Ultimately, you have to write. Not letters to Mom. Not email to buddies. The sooner you get yourself back to writing, the better.

T.B.: Looking back at all the playwriting students you've taught over the years, did the ones who ended up with successful careers as professional playwrights share any common traits, any specific signs of early talent you can identify?

L.C.: Oh, lord, I wish I had that magic fortune teller's ball.

There was one intensely talented young man whose plays shouted "Yes!" He isn't writing. He may have been the most talented writer I've had. But he stopped writing. Why? I don't know and I suspect he doesn't know. Probably the standard reason - he necessarily wants to support his family. We all know that playwriting all too seldom is a steady source of income.

There was a girl who wanted to Be A Writer, not at all the same thing as Needing to Write. She evolved into the latter. When she was graduating, we talked about wanting to become a television writer. I told her the odds against her. She nodded and said, "What the hell, someone's gotta make it. Why not me?" She became a major screen writer, for which she won awards, and a strong novel.

Another girl wrote a marvelous full-length play that I thought was her ticket to success. I got a highly respected big name actress - we're talking Major Name familiar to 95% of the population - to write a letter supporting the play, and we placed that in front of the script. I expected she'd have production after production of that play, and that many more plays would follow. I used a friend in the play publishing business and urged him to publish it. The end result? That play was never produced. Not even once. She went in some paralegal work and stayed there for about ten years. The good news is that she is now a major writer-producer.

Several students from playwriting became novelists. Wow. One recently received a rave review from the New York Times. A couple of years ago one had a huge success and subsequently sold her novel for a movie. Did I know that they'd have such successes? Oh, I wish I could say yes!

So what's the difference between the writer who continues in contrast to the one who stops?
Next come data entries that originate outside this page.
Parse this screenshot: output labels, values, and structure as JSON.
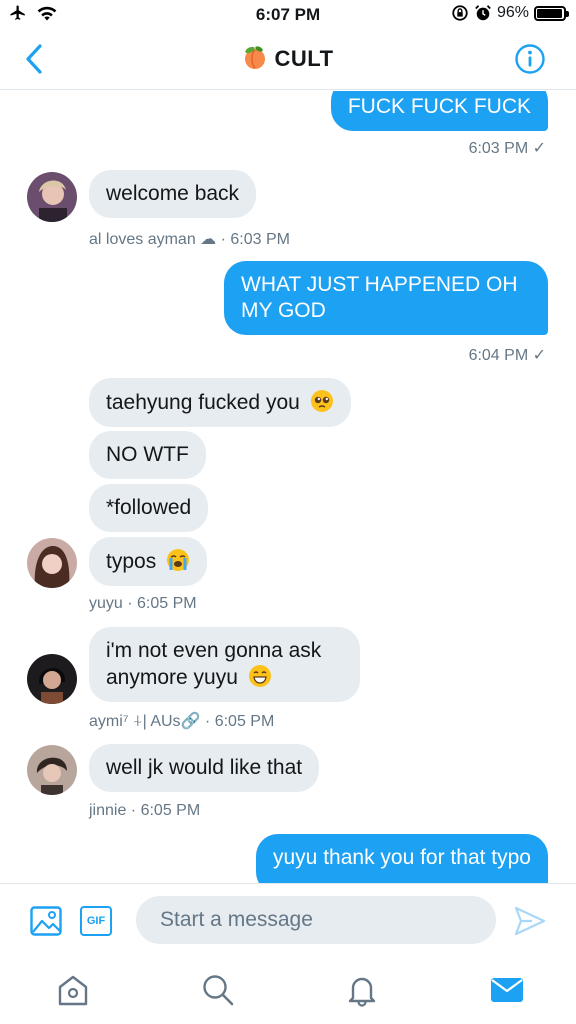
{
  "status_bar": {
    "time": "6:07 PM",
    "battery_text": "96%",
    "battery_level": 0.96,
    "icons": [
      "airplane-icon",
      "wifi-icon",
      "rotation-lock-icon",
      "alarm-icon",
      "battery-icon"
    ]
  },
  "nav": {
    "title": "CULT",
    "title_emoji": "peach",
    "back_icon": "chevron-left-icon",
    "info_icon": "info-icon"
  },
  "messages": [
    {
      "id": "m1",
      "direction": "out",
      "lines": [
        "FUCK FUCK FUCK"
      ]
    },
    {
      "id": "m1meta",
      "text": "6:03 PM ✓"
    },
    {
      "id": "m2",
      "direction": "in",
      "lines": [
        "welcome back"
      ]
    },
    {
      "id": "m2meta",
      "text": "al loves ayman ☁ · 6:03 PM"
    },
    {
      "id": "m3",
      "direction": "out",
      "lines": [
        "WHAT JUST HAPPENED OH",
        "MY GOD"
      ]
    },
    {
      "id": "m3meta",
      "text": "6:04 PM ✓"
    },
    {
      "id": "m4",
      "direction": "in",
      "lines": [
        "taehyung fucked you"
      ],
      "emoji": "pleading-face"
    },
    {
      "id": "m5",
      "direction": "in",
      "lines": [
        "NO WTF"
      ]
    },
    {
      "id": "m6",
      "direction": "in",
      "lines": [
        "*followed"
      ]
    },
    {
      "id": "m7",
      "direction": "in",
      "lines": [
        "typos"
      ],
      "emoji": "loudly-crying-face"
    },
    {
      "id": "m7meta",
      "text": "yuyu · 6:05 PM"
    },
    {
      "id": "m8",
      "direction": "in",
      "lines": [
        "i'm not even gonna ask",
        "anymore yuyu"
      ],
      "emoji": "grinning-face"
    },
    {
      "id": "m8meta",
      "text": "aymi⁷ ⍭| AUs🔗 · 6:05 PM"
    },
    {
      "id": "m9",
      "direction": "in",
      "lines": [
        "well jk would like that"
      ]
    },
    {
      "id": "m9meta",
      "text": "jinnie · 6:05 PM"
    },
    {
      "id": "m10",
      "direction": "out",
      "lines": [
        "yuyu thank you for that typo"
      ]
    }
  ],
  "composer": {
    "placeholder": "Start a message",
    "gif_label": "GIF",
    "image_icon": "image-icon",
    "send_icon": "send-icon"
  },
  "tabbar": {
    "tabs": [
      "home-icon",
      "search-icon",
      "notifications-icon",
      "messages-icon"
    ],
    "active": "messages-icon"
  },
  "colors": {
    "accent": "#1da1f2",
    "bubble_in": "#e6ecf0",
    "meta": "#657786"
  }
}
I think some of it is not measurable. How can you measure guts, drive, hunger, an ability to persevere, enough mental and emotional and spiritual strength to sustain the effort?
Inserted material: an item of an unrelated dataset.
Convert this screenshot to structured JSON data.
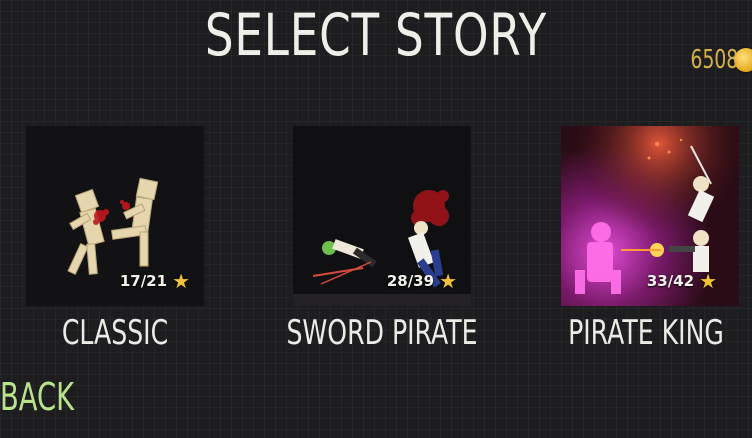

But commonalities? Perhaps the core one is simple. The soul of a story-teller.

Secondly, a psychologist named Maslow talks about "the self-actuated person." I think that is a characteristic most successful writers share. It is an ability to make oneself write. Put the butt to the chair. Write.

Third, there is that nebulous quality called "a sense of the theatre." The playwright's works can be done only in the theatre. It isn't writing an essay or a novel or a sermon or a speech. Instead the playwright hears and sees the characters, in some stage environment that is, curiously, also real life.

Think of the first moments of A Streetcar Named Desire. Stanley enters, carrying a package of meat, and throws it up to Stella, his wife. She asks where he's going. "Bowling." "Can I come?" "Sure," he says, and he leaves. That's a sense of theatre.

Creativity, love of characters, ambition, hunger to improve, an eye that actually sees the world, an enjoyment of working alone, an ear for the music of words, a perception of what motivates people, a love of wanting to write . . . but the list goes on and on.

Yes, I can judge a writer's script. No, even if that script is magnificent, I can't tell if that writer will continue writing.

The converse also is true. A very poor script does not necessarily mean its author should get another job, because there always can be improvements. For evidence, look at the early plays by Shaw or O'Neill. I swear there's no evidence of major writing talent in those one-act plays. And I refuse to believe that anyone reading A Comedy of Errors could possibly predict its author would end up writing Hamlet and Macbeth and Lear.

My point here is that no writer's future writing can be judged by his or her current writing.

See you Wednesday!

Wanna' talk to others about this column or anything else theatre related? Check out All That Chat

Past Rialto Columns

Search What's New on the Rialto

Privacy Policy